What are trade barriers?
Trade barriers are measures which restrict trade between countries eg tariffs
Why do countries impose trade barriers?
Countries seek to protect domestic industries from imports by creating
barriers to the free movement of products through:
Tariffs an indirect tax on imported products raising the price of imports
Quotas physical limits on the volume of imports allowed into a country
Government subsidies a payment by the government to domestic
Tax regime including the tax base – (those items taxed in a country) and
tax rates (the amount charged for times) Eg different corporation tax rates
affect the location of firms who will locate in low tax areas.
Public procurement procedures: central and local government gives
contracts only to domestic firms
National qualifications Failing to recognise a qualification awarded in
another country restricts the mobility of labour
The effects of a tariff
In a closed economy with no international trade, price is PUK
with QUK exchanged.
There are no imports
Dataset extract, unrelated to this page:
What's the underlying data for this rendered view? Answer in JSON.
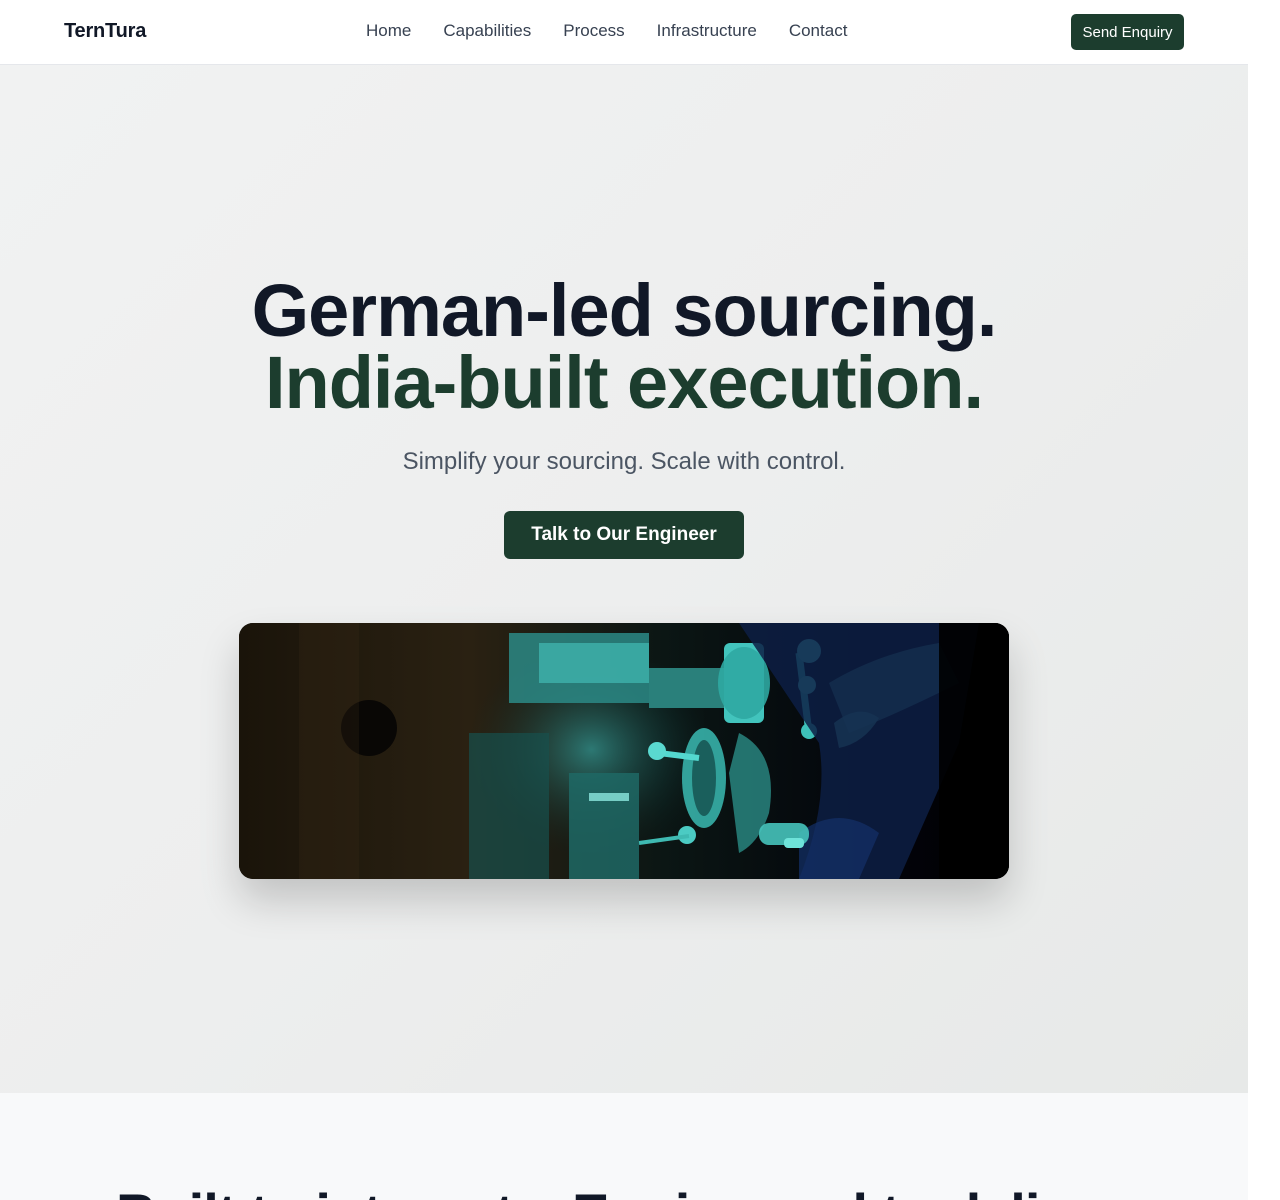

In an open economy with no protectionism the country is a
price taker for the imported good ie it can import all it likes at
price P2. The total sold is Q5 of which:
Domestic firms supply Q2 a reduction of (QUK-Q2)
Foreign firms supply Q5-Q2
Adding a tariff to the world supply curve raises price to P3.
Domestic firms supply Q3 – a reduction of (Q3-Q2)
Foreign firms supply (Q4-Q3) – a reduction of (Q5-Q4)
Imports fall to Q4-Q3
The government raises additional revenue = (P3-P2) x (Q4-Q3)
The effects of a quota
In an open economy with no protectionism the country is a price taker for
the imported good ie it can import all it likes at price P1. The total sold is Q4
Domestic firms supply Q1
Foreign firms supply Q4-Q1
Introducing a quota increases total domestic supply from S1 to
S2. Price rises from P1 to P2.
Domestic firms now supply Q2 – an increase of (Q2-Q1)
Foreign firms now supply Q3 – a reduction of (Q4-Q3)
The effects of subsidy
A subsidy (SU) is a payment by the government to domestic producers that
enable them to undercut foreign firms.
Initially given the world supply curve UK firms produce Q1 at price PW.
Imports are (Q2-Q1).
The government now introduces a subsidy of SU for domestic producers
shown by adding the amount of the subsidy to the supply curve.
UK firms now supply Q3. Imports are now (Q2-Q3) a fall of (Q3-Q1)
The cost to the government of the subsidy is SU x Q3 – a transfer from tax
payers to producers